Above: DEP employees cleaning up flood debris in downtown Margaretville on September 13, 2011. Photo by Lissa Harris.
The New York City Department of Environmental Protection announced this morning that they will donate $1 million to a fund to help businesses in the city's upstate watershed recover from the damage wreaked by recent flooding.
The money will go to the Catskill Watershed Corporation's Catskill Fund for the Future, which has already set aside $5 million to help businesses make structural repairs. (For more information on the CWC's flood relief fund, see our story from September 13, "CWC launches $5 million grant program for flood-damaged businesses.")
When the CWC board of directors voted on September 13 to establish the $5 million grant program, they set certain requirements in place:
-Only businesses physically located inside the NYC watershed may apply for the funds
-The $5 million will be divided between the five counties of the Catskill-Delaware watershed, according to how much watershed land each county contains
-Within each county, the supervisors of watershed towns must decide how to divide the money among the flood-affected towns
-Each town must present the CWC with a list of businesses that should receive the grants
-Each business may receive up to a maximum of $30,000 per tax parcel to make structural repairs to flood-damaged buildings
-Nonprofits and structures used for residence (i.e., rental apartments, trailer parks, etc.) are not eligible for grants
Of the five counties of New York City's west-of-Hudson watershed, only Greene County has decided on how to divide its $931,500 portion of the original $5 million by town. Most of the money will be split between Windham and Prattsville. (A PDF showing dollar amounts going to each affected town in Greene County is attached below.)
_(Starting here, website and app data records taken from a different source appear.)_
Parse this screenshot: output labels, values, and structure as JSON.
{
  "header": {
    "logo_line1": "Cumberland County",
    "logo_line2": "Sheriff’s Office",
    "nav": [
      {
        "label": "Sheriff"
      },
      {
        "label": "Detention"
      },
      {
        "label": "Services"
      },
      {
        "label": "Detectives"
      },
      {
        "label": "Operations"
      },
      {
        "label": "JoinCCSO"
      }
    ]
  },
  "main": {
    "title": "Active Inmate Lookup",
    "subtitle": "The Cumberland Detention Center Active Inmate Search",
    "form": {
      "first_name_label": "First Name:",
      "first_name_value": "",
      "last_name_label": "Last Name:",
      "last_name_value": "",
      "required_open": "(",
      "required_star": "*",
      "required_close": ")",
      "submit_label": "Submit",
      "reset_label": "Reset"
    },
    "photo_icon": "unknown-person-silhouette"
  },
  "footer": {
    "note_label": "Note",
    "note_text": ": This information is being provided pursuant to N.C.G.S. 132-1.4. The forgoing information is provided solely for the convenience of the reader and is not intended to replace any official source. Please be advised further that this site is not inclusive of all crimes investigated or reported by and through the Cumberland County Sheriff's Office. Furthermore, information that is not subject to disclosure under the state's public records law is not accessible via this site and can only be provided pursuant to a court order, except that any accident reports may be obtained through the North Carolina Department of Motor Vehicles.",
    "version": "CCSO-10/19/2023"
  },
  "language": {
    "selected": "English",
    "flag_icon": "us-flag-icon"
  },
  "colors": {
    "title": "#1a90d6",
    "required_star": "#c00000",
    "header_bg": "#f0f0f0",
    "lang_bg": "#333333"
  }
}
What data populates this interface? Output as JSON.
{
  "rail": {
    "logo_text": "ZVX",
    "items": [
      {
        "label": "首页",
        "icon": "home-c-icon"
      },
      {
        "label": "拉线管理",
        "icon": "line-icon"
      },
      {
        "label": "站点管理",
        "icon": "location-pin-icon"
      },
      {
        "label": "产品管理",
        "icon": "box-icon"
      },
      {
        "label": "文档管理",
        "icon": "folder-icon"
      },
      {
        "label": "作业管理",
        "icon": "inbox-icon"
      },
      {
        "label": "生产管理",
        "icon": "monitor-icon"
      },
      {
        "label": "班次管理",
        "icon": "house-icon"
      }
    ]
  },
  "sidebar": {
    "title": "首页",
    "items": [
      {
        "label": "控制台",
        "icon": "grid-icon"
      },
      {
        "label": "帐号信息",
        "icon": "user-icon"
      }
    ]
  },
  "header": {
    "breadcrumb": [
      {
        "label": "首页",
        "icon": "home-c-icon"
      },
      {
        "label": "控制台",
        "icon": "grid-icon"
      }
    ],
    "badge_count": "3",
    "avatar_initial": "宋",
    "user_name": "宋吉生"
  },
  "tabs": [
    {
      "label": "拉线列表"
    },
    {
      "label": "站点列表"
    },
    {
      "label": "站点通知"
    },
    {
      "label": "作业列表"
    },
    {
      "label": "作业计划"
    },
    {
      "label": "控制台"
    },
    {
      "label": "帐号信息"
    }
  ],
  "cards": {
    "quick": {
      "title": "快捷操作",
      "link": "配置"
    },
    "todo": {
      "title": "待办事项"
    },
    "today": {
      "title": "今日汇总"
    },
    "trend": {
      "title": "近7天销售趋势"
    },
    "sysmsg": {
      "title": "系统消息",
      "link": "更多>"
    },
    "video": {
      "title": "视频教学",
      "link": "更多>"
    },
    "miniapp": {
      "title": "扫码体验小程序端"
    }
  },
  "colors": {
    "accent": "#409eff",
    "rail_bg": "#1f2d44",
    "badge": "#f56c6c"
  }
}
The additional $1 million from the DEP will be added to the Catskill Fund for the Future account. Alan Rosa, executive director of the CWC, said that the board had not yet decided exactly how the DEP's funds would be spent, but that it was likely the money would be divided by county according to percentage of land in the watershed, in the same way the original $5 million was divided.
"Under the Catskill Fund for the Future, within the guidelines of the  watershed agreement, that's the way it's supposed to be broken down," he said. "I know that because of the way things are right now, my board is going to ask me to try to figure out how we might be able to get around some of that."
Although every county in the watershed (Delaware, Greene, Schoharie, Sullivan and Ulster) sustained damage in the floods, the counties with the worst damage do not have the greatest percentage of land in the New York City watershed. Also, in some watershed towns, many businesses lie outside of the New York City watershed border, making them ineligible to receive Catskill Fund for the Future grants.
The CWC is also seeking additional private donations for a separate fund that will help flood-damaged businesses get back on their feet, and that may be able to distribute funds differently than the Catskill Fund for the Future. Under the terms of the 1997 watershed agreement, Rosa said, the CWC may not legally give out more than 20 percent of their available funds in grants, and the organization is "pushing that envelope."
Rosa said he is hoping ordinary New York City residents will pitch in to help the towns where their water comes from recover from the storms.
"Tomorrow morning, when nine million people brush their teeth or take a drink of water, think about where your water comes from," he said. "If nine million people would contribute one dollar, that would go a long way toward putting the watershed together again."
Below: The DEP press release announcing a new $1 million donation to the CWC's Catskill Fund for the Future, and a resolution approved by the Greene County Mountaintop Supervisors and Mayors Association dividing CWC funds from the original $5 million grant program between flood-affected towns.